Delays in Settlement

Published On: 24 June 2021

A delay in settlement can occur when either a Vendor or Purchaser is not ready to settle on the nominated day. This can be stressful and may cause you to incur expensive penalty interest if you are responsible for the delay.

Effective communication between everyone and your Conveyancer can be invaluable at this time and may alleviate some of the stress.

Most commonly, especially during the current climate, banks can be responsible for the delay due to processing times for their loan documentation and verification processes. Quite often receiving documentation late from the client will also contribute to delays.

Avoiding Delays

What can be done to avoid delays, I hear you say?

Well, usually a Purchaser needs to take out a mortgage to buy a property and the Vendor needs to discharge their previous mortgage against the property. Both banks must be ready for settlement to occur and if they have not had sufficient time to process their documentation this can be the most common cause of a delayed settlement. Some reasons that the bank may not be ready in time include:

  • Vital documents not being returned in time,
  • Partial discharges and multiple properties being dealt with necessitating a valuation to be completed,
  • Sometimes administration errors are made by the banks themselves,
  • And sometimes, simply there is not enough time to meet the contracted date.

Therefore, to greatly reduce the risk of bank complications delaying your settlement you need to ensure that you action, sign and return bank and conveyancing documentation as soon as practically possible once you have executed a contract.

Timing of Property Settlements

In South Australia, property settlements are generally set for only 30 days after the contract has been signed, and due to the current property boom, this may not be long enough.

Purchaser’s may also look at applying for pre-approval for finance if you know you are in the market for a house. Or, if you have a repaid loan, contacting your bank to get them to discharge the loan prior to settlement, or even prior to contracting your property, therefore producing a clear title for settlement.

If you have a loan to discharge, ensuring that you have completed a discharge authority correctly, including your Conveyancers contact details, and sending to your bank at least 10 business days prior to the contracted settlement date. However, due to the current property boom, banks are experiencing longer turnaround times, so we suggest getting your discharge authority to the bank as soon as practically possible. Ensure that you talk to your Conveyancer as soon as a contract has been signed so this can be assessed and dealt with promptly.

What happens if settlement is delayed?

Sometimes even with all the best endeavours, delays in settlement just cannot be avoided. This can cause issues with removalists and people having to re-schedule, and also penalties being applied. It is best to communicate with your Conveyancer to work out the best outcome that suits all parties. In some cases a licence to occupy may be granted to allow people to move, but each situation is unique.

Having a great Conveyancer who keeps you up to date will make all the difference.
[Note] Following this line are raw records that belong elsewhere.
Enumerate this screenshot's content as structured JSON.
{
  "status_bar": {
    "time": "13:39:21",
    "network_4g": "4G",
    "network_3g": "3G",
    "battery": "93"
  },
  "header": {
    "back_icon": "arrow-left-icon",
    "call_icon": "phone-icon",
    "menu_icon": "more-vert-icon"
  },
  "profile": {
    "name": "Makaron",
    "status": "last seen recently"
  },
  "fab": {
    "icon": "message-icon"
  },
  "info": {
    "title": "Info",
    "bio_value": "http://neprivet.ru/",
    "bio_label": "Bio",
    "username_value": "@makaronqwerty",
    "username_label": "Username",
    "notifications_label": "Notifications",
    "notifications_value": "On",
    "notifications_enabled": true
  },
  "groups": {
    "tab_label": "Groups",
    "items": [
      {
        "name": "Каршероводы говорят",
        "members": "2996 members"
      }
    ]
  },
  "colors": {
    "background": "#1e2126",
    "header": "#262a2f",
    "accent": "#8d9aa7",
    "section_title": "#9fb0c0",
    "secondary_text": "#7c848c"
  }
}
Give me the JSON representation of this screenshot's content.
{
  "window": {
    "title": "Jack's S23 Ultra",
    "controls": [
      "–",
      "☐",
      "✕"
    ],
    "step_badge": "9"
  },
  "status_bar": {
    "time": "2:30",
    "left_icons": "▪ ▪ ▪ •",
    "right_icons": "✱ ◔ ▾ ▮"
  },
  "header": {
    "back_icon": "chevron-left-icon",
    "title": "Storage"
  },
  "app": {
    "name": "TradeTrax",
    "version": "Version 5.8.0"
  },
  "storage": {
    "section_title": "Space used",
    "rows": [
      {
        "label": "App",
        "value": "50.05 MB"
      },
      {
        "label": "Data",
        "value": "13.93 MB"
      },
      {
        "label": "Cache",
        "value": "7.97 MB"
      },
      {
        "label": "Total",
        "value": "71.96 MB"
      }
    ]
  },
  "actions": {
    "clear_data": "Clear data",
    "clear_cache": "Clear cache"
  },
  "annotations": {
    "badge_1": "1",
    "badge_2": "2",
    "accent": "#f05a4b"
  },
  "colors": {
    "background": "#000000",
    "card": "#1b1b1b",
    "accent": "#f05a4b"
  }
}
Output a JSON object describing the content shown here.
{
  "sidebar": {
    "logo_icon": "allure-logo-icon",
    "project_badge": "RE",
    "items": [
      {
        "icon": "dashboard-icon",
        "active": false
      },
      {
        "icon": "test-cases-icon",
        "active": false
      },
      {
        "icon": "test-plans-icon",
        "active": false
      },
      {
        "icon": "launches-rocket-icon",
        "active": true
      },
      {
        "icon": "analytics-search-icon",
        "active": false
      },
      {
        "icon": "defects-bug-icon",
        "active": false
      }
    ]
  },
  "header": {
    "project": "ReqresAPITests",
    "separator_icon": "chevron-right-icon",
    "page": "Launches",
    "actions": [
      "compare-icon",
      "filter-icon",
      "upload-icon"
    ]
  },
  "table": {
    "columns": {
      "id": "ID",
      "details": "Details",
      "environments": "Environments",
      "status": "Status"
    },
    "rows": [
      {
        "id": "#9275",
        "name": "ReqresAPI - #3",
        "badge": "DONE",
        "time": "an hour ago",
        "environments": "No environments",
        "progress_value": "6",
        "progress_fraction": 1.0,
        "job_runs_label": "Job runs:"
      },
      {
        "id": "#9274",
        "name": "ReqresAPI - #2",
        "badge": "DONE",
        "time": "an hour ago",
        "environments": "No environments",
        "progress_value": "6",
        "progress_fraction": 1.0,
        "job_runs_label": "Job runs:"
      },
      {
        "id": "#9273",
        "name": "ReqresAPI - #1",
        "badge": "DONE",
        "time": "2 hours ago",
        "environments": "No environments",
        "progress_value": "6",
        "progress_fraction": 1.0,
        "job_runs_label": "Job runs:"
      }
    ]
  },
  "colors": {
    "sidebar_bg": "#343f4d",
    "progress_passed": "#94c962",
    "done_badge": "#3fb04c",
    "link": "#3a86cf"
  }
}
They will know your rights and remedies under the contract and can negotiate the best way forward for you. If you have any questions in relation to this topic, please contact the friendly and professional team at Strathalbyn Conveyancing.